What you must know about the franchisor and intellectual property

By Sarah Stowe | 07 Dec 2015 View comments

Franchising is a method of systematically sharing the franchisor's intellectual property to distribute goods or services. Before taking a leap of faith, a potential franchisee should understand what intellectual property is owned or licensed by the franchisor and what responsibility a franchisee has in relation to the intellectual property of the franchisor.

Before signing up to a franchise, a potential franchisee must, as part of their due diligence, ask the following questions:

1. What intellectual property does the franchisor have?

The most well-known types of intellectual property include trade marks, copyright, designs and patents. Although most intellectual property is registered with IP Australia, which is a government agency administering registration of all intellectual property rights in Australia, many intellectual property rights still exist in their unregistered form.  

A potential franchisee should consider whether the franchisor has a well-established trade mark and brand clearly recognised by the general public. They or their lawyer should also check IP Australia's register to ensure that the information provided in the disclosure document is correct. 

2. How do franchisors protect their intellectual property?

Although it is commonly thought that franchisors own their intellectual property, franchisors are often advised to register all their intellectual property in a separate company for asset protection purposes. Such a company usually has the same director(s) as the franchisor and the intellectual property is then licensed to the franchisor.  If this is the case, the disclosure document must detail the owner of the intellectual property, if the franchisor is not the owner, and what licensing arrangements are in place between them.

Franchisees are strongly recommended to carefully review the information provided by the franchisor in the disclosure document to understand the duration and conditions of the franchisor's licence to use intellectual property and what impact it has on the franchise agreement.  

3. What rights do franchisees have?

All of the franchisee's rights and obligations in relation to running their franchise are contained in the franchise agreement. The franchisees must review all the conditions attached to the use of the franchisor's intellectual property, its limitations and its duration.

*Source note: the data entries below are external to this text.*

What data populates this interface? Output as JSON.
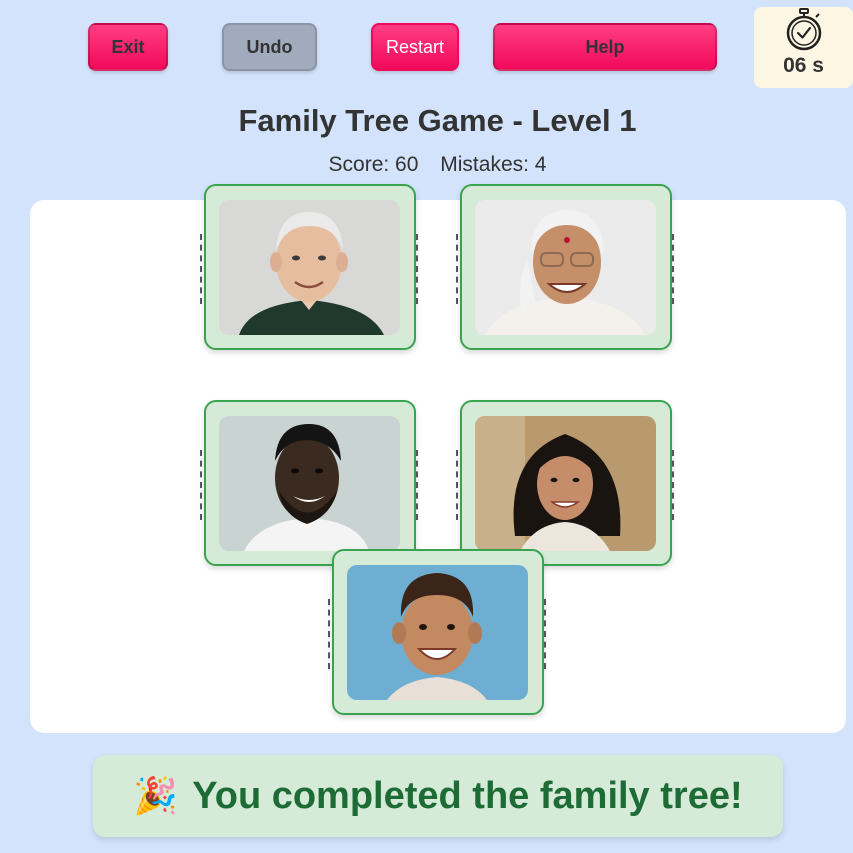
{
  "toolbar": {
    "exit_label": "Exit",
    "undo_label": "Undo",
    "restart_label": "Restart",
    "help_label": "Help"
  },
  "timer": {
    "icon": "stopwatch-icon",
    "text": "06 s"
  },
  "game": {
    "title": "Family Tree Game - Level 1",
    "score_label": "Score: 60",
    "mistakes_label": "Mistakes: 4"
  },
  "cards": [
    {
      "id": "grandpa",
      "icon": "elderly-man-portrait"
    },
    {
      "id": "grandma",
      "icon": "elderly-woman-portrait"
    },
    {
      "id": "father",
      "icon": "man-portrait"
    },
    {
      "id": "mother",
      "icon": "woman-portrait"
    },
    {
      "id": "child",
      "icon": "child-portrait"
    }
  ],
  "completion": {
    "icon": "party-popper-icon",
    "glyph": "🎉",
    "message": "You completed the family tree!"
  },
  "colors": {
    "background": "#d3e3fb",
    "accent_pink": "#f2095b",
    "card_border": "#3aa350",
    "card_fill": "#d5ebd8",
    "success_text": "#1d6b35"
  }
}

4. What happens to the franchisor's intellectual property if the franchisor becomes bankrupt?

It is imperative for potential franchisees to understand that if the franchisor becomes bankrupt, the franchisees may lose the rights to operate under the franchisor's brand or use any of the trade marks or systems of the franchisor.

The administrator or the liquidator of the franchisor would first try to sell the franchisor's business to a third party and to assign all franchise agreements over.  However, if this doesn't happen then all the franchisor's assets would be sold separately – and that includes the intellectual property, if it is owned by the franchisor.   It should be noted that franchisees are not able to terminate their franchise agreements in the event of the franchisor's insolvency or bankruptcy under the Franchising Code of Conduct; this right is only afforded to franchisors. 

Franchisees should ensure that they are fully informed about the franchisor's intellectual property, how and what parts of it they can use and the limitations imposed within the franchise agreement.